  • Use the mobile Tesla App to track self-sufficiency percentage over time

Time-Based Control Recommendations

  • Analyze the last 12 months of electric bills to quantify savings opportunities from TOU arbitrage
  • Model system sizes and time-based schedules in software like HelioScope to maximize value
  • Be conservative on projected savings since real-world conditions vary day to day
  • Plan to actively manage and update schedules seasonally for optimal performance

Additionally, work with an experienced Tesla Certified Installer for system design and configuration. As your unique site conditions change over the years, periodically re-evaluating settings can help maximize the value of your storage investment.

Powerwall FAQs: Your Top Questions Answered

Here are answers to some frequently asked questions about the Tesla Powerwall operation modes, capabilities, and applications:

Q: Can the Powerwall work in a blackout if the grid is down?

Yes, the Powerwall has backup gateway functionality to detect grid outages. It can automatically power your home’s critical loads in a blackout when wired accordingly.

Q: How long does the Powerwall last in backup mode?

It depends on your home’s energy usage, battery capacity, and system wiring. Most homes can run 10-15+ hours on a fully charged 13.5 kWh Powerwall with careful load management.
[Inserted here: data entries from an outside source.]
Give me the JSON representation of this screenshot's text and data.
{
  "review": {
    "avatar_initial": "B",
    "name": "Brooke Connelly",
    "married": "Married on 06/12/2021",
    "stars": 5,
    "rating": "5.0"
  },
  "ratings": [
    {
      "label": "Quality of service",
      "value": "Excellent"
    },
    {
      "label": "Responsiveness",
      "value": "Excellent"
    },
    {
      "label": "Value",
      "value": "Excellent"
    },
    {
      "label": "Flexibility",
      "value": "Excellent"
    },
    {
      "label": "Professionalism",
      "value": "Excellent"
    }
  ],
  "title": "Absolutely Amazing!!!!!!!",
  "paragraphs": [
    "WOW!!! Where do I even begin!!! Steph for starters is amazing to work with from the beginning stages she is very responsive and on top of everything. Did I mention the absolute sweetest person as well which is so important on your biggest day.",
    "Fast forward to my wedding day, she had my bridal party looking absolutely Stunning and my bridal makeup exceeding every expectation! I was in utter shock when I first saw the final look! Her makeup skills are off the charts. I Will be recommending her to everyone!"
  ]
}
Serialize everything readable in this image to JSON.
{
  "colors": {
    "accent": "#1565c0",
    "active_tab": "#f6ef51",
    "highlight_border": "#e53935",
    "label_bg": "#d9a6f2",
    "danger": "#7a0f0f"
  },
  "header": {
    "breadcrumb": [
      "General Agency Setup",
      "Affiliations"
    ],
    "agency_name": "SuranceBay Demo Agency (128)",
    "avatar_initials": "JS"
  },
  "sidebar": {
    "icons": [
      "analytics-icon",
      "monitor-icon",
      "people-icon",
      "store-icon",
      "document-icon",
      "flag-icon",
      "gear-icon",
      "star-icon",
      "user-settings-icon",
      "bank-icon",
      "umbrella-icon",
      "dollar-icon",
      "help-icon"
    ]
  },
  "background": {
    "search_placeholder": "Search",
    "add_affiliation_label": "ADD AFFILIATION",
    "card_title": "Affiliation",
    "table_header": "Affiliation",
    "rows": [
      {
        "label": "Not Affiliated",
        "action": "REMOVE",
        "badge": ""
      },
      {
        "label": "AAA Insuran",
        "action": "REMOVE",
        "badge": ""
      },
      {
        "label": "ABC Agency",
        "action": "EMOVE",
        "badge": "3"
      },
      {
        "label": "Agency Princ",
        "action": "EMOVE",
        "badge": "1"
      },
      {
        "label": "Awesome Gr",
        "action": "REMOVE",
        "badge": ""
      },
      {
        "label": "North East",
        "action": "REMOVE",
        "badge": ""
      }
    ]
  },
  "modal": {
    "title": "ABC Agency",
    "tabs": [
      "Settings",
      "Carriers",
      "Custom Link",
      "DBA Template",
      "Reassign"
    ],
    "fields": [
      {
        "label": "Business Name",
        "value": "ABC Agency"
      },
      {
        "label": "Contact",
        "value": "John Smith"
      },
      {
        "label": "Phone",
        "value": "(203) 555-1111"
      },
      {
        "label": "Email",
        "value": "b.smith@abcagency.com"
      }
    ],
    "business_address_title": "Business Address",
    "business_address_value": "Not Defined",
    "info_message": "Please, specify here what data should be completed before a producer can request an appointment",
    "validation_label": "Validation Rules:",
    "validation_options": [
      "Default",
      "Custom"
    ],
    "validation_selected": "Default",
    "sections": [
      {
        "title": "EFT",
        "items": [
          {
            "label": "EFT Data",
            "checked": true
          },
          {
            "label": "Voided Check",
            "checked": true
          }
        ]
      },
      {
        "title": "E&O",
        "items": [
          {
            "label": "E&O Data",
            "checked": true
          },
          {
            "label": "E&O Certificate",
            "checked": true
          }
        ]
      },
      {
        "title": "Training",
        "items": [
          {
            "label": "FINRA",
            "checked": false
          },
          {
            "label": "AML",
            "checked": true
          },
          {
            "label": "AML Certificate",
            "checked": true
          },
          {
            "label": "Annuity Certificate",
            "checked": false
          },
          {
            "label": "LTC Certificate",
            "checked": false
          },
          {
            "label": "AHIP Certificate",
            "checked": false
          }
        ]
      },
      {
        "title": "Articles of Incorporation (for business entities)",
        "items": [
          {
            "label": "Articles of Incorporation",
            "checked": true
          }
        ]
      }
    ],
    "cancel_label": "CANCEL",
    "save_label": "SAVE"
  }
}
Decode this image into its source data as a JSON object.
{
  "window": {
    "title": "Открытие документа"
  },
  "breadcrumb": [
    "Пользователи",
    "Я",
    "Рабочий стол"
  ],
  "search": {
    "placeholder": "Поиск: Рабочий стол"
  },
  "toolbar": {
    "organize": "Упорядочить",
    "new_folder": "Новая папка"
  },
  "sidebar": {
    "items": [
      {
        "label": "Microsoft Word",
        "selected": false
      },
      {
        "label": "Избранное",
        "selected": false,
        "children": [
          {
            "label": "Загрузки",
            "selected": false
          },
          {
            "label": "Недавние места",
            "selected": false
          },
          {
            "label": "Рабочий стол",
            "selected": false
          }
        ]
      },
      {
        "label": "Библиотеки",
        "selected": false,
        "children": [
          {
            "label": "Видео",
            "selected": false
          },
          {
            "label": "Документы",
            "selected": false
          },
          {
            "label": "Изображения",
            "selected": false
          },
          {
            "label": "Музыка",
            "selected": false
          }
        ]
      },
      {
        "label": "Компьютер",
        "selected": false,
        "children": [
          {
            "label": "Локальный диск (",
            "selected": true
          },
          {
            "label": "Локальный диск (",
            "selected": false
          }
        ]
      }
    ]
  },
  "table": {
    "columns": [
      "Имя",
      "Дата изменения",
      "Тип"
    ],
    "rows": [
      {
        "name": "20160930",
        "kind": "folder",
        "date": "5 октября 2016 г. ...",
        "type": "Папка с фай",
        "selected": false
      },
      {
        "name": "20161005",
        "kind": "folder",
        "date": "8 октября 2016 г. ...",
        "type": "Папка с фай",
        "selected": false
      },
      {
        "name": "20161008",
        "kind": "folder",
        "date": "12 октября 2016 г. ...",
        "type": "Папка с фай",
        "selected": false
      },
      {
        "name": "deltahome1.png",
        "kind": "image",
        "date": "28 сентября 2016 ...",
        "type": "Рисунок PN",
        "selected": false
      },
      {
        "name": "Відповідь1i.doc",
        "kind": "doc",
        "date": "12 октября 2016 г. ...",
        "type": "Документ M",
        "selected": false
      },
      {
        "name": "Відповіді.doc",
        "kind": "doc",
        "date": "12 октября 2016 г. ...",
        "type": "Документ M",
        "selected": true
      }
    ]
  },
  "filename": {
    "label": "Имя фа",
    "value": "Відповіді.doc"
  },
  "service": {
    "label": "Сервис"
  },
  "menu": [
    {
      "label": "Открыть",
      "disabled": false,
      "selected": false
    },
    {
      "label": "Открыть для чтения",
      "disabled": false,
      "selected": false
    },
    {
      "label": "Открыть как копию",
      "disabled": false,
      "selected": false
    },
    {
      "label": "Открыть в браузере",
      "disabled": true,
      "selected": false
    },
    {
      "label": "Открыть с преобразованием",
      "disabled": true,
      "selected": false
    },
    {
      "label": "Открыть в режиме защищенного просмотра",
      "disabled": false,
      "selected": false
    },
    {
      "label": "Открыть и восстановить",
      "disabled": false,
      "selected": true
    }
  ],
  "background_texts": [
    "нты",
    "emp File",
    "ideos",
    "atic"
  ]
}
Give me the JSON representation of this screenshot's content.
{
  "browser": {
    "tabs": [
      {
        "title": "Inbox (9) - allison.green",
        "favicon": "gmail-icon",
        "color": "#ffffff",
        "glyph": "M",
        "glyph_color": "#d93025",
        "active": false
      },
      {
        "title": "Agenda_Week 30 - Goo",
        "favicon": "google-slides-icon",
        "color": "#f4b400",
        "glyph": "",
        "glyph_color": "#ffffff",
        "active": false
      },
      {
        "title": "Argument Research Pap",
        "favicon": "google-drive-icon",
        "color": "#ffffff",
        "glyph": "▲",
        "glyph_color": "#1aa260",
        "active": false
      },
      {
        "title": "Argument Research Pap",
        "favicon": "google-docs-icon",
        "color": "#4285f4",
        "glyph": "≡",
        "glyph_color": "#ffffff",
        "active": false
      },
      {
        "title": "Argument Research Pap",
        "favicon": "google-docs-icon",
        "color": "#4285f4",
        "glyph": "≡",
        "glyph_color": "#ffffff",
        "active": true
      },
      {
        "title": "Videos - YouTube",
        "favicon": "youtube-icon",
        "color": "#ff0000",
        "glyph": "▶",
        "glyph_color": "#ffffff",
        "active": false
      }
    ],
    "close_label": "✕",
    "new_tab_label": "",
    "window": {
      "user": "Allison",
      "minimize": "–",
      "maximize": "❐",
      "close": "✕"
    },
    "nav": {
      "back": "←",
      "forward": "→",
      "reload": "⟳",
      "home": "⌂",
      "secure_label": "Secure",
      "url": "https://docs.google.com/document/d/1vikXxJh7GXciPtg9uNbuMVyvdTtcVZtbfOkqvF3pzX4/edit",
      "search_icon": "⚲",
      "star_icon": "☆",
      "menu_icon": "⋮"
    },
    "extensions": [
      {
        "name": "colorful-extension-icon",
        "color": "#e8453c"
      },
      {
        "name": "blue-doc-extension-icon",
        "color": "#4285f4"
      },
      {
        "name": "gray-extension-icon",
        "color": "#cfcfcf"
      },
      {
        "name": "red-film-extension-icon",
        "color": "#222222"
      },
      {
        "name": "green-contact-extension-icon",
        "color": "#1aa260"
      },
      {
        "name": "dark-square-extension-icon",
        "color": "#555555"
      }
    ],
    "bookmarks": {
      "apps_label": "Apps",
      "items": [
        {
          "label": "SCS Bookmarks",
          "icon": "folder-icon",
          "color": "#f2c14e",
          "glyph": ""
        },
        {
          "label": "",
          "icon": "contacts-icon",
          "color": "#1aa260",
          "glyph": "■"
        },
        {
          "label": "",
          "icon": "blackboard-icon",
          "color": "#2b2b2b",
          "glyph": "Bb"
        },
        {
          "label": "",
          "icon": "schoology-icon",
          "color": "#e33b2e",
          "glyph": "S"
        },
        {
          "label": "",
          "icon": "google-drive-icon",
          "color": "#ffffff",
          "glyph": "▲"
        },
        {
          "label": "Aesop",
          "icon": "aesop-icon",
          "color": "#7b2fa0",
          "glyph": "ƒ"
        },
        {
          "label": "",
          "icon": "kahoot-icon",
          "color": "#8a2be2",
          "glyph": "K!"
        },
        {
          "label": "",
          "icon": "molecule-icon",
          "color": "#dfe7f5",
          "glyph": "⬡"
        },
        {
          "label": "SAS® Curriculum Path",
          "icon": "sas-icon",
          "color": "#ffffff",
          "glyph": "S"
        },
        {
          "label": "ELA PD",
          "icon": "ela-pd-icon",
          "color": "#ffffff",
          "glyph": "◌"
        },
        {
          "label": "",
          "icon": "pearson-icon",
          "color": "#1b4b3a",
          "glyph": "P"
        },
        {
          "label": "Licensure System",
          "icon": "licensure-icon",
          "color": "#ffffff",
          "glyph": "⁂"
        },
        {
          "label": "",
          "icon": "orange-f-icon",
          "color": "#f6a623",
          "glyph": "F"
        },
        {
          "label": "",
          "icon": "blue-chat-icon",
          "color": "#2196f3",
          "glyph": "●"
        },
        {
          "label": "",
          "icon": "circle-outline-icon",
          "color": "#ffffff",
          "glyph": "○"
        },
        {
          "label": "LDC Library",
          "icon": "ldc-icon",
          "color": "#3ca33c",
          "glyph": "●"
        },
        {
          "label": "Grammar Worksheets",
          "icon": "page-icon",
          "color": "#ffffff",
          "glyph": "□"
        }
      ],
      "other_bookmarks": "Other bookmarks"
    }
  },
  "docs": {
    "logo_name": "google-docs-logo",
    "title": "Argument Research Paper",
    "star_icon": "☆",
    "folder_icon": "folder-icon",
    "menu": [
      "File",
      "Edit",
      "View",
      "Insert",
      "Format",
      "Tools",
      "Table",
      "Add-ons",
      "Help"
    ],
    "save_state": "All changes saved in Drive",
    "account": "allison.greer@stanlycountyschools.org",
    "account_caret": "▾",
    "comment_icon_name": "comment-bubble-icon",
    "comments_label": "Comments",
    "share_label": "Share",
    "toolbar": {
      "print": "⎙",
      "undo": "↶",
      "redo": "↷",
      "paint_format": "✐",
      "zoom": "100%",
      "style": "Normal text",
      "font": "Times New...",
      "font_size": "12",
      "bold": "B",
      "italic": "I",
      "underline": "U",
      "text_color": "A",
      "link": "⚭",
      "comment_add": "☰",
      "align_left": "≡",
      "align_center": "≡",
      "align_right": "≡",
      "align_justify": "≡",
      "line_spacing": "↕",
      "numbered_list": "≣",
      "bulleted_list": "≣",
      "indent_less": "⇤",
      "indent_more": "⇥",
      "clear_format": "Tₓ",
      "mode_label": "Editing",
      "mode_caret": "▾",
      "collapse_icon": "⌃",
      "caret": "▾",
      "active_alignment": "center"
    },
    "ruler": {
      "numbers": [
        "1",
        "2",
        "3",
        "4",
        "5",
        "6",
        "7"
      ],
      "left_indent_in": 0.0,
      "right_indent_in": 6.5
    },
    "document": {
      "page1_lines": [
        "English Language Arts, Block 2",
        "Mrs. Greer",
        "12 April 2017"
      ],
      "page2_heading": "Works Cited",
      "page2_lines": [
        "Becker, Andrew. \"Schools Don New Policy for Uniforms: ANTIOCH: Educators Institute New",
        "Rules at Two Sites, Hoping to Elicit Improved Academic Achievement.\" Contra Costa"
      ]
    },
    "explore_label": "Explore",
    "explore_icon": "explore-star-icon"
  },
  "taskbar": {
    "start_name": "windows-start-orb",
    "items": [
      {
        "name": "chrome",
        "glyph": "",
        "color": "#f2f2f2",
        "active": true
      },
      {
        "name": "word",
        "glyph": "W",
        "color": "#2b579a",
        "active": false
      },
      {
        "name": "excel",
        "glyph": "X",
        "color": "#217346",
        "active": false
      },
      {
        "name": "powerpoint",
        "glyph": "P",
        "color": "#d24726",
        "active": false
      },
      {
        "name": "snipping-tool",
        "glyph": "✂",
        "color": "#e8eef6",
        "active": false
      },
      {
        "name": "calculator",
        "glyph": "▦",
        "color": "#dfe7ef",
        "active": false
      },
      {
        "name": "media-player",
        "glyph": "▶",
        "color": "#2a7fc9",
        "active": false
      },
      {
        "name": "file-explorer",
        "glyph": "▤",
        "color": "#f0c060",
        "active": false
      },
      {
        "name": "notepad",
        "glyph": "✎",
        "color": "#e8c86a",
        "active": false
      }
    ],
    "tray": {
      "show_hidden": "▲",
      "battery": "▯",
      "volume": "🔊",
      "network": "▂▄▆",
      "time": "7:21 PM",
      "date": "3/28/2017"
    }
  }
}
Q: Can the Powerwall charge from solar only?

Absolutely. In both self-powered and time-based control modes, you can restrict the Powerwall to only charge from your home solar energy.

Q: What size solar system do I need with a Powerwall?

Generally, your solar system should produce at least 5-6x the Powerwall capacity annually. So for one 13.5 kWh Powerwall, you’ll want at least a 6-8 kW solar array.

Q: Can I install the Powerwall on an existing solar system?

Yes! Retrofitting a Powerwall onto an existing solar PV system is straightforward. Your installer will just need to reconfigure the wiring and enable the battery.

Still have questions? Contact a Tesla Certified Installer to discuss your specific project.


Configuring your Tesla battery in either self-powered or time-based control mode allows customization for your unique home energy needs and priorities.

Self-powered aims to maximize solar usage and energy independence hands-free, while time-based focuses on optimizing for electric bills and peak demand savings through clever charging/discharging scheduling.

When making this key decision for Powerwall operation, be sure to consider your:

  • Current and future solar system specifications
  • Electricity rates, demand charges, and net metering policy
  • Desired level of battery automation vs active management
  • Main goal – whether grid independence, cost savings, or backup protection

While time-based control can provide slightly higher cost savings in some situations, self-powered delivers excellent overall value with minimal effort.

As batteries become more popular, you can always switch between these modes seasonally or as your needs evolve. Both strategies allow leveraging stored solar energy in different ways for resilience and financial payback.

Hopefully, this outline has provided a comprehensive overview examining self-powered vs time-based control for the Tesla Powerwall. Reach out with any other questions!

Similar Posts